I am really tired of her style of parenting. But when I tell my husband he gets offended and says I should back off -- she just does things differently. I really think she should follow my directions in taking care of my son. What do you think?

A. Of course your mother-in-law should follow your directions about caring for your baby. It's your job as his responsible and loving mother to see that he is cared for in the manner you deem appropriate and that is in his best interest.

Lay out your expectations to your mother-in-law/caregiver. If she continues to go against your requests, you must be willing to end the caregiving relationship and find another childcare arrangement.

It's important to explain to your husband that you have nothing against your mother-in-law -- you're simply concerned about the health and well-being of your baby. While you can't force your mother-in-law to do as she's told, she should follow your instructions out of respect for you as the baby's primary caregiver and the one who knows this child's needs best.

Grandma's Role

Remember to give your mother-in-law some grandparenting leverage. What your husband says is true: She most likely does do things differently, so accept those differences within reason. If, however, you feel that those differences jeopardize your child's health and well-being, that's when you draw the parenting line and say "no" to her services. Since your mother-in-law lives with you, this situation could be strained. Nevertheless, keep in mind that you're acting for the baby's sake and not for revenge.

Keep in mind that the grandmother's role here is a difficult one. She raised children, and she probably did a good job. When you ask her to care for her grandchild in a way that's different from how she parented, she might unfortunately view it as a personal attack on how she raised her children. Let's hope she's not out to prove that her way is right and your way is wrong. If this kind of tug-of-war is taking place, the person caught in the middle is that baby. Avoid this situation!

To make the situation work, here are a few suggestions to try:

  • Voice your appreciation for whatever she does that meets with your approval.
  • Only give her instructions that are critical to follow.
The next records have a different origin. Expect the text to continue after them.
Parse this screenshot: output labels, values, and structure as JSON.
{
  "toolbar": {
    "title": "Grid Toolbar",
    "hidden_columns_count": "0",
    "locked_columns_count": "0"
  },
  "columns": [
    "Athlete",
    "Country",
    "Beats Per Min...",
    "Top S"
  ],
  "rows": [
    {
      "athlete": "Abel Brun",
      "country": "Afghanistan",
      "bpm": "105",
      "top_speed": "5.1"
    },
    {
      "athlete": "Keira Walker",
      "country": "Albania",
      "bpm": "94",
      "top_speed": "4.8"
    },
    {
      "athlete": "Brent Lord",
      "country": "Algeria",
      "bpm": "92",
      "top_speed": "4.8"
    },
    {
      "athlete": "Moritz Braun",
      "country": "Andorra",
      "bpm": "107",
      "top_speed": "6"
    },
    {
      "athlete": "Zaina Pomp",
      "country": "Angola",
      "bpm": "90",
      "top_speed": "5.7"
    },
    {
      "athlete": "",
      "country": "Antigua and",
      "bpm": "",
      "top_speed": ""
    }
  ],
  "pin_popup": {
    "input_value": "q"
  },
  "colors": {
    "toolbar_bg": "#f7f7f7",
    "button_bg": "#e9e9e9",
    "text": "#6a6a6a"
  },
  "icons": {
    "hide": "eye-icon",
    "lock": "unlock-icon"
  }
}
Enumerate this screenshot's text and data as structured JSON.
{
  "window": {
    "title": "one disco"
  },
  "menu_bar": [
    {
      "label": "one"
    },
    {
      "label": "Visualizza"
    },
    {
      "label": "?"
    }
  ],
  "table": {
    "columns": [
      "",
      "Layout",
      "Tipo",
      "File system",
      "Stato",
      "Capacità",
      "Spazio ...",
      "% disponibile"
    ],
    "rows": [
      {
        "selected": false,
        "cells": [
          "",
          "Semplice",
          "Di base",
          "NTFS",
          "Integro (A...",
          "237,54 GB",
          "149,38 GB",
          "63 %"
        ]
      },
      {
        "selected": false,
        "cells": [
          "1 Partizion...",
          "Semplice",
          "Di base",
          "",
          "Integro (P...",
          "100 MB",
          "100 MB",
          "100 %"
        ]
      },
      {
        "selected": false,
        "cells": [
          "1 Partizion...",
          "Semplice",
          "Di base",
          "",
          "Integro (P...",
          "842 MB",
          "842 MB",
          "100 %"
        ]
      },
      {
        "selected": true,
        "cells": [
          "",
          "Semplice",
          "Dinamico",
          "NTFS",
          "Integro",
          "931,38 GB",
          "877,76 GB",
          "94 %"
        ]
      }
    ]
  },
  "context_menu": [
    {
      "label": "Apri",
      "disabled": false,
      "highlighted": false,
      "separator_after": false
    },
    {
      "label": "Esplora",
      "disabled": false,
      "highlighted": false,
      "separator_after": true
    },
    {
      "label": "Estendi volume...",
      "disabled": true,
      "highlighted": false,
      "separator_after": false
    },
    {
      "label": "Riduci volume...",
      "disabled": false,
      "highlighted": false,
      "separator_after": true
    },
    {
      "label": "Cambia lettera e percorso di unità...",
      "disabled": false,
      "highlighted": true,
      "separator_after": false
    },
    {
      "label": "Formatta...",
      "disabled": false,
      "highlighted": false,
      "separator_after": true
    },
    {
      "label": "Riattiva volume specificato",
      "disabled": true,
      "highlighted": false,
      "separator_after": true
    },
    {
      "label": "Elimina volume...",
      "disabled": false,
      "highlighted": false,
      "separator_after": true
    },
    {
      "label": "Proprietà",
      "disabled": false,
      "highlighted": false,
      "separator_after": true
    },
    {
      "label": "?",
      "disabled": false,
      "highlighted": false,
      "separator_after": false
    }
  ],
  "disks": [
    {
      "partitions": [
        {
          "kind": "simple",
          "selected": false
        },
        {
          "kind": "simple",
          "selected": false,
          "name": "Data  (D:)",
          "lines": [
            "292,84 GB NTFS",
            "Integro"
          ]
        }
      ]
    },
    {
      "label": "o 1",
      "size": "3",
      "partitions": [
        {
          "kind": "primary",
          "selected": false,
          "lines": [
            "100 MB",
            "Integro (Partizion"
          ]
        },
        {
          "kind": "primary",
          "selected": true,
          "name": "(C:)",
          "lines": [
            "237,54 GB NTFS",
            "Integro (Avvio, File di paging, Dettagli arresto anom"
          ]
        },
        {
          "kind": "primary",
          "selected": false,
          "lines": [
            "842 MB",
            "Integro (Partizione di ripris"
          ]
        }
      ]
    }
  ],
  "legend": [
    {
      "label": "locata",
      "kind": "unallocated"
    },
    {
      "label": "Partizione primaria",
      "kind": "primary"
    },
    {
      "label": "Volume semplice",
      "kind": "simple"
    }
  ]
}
Leave the rest up to her.
  • Ask her advice; doing so validates her credibility as grandparent and caregiver.
  • Talk about how fortunate you are to have her care for the baby, forgoing the need to take your child outside the home for childcare.

By following these four suggestions, the likelihood is greater that she'll be more willing to follow the instructions you feel you must give.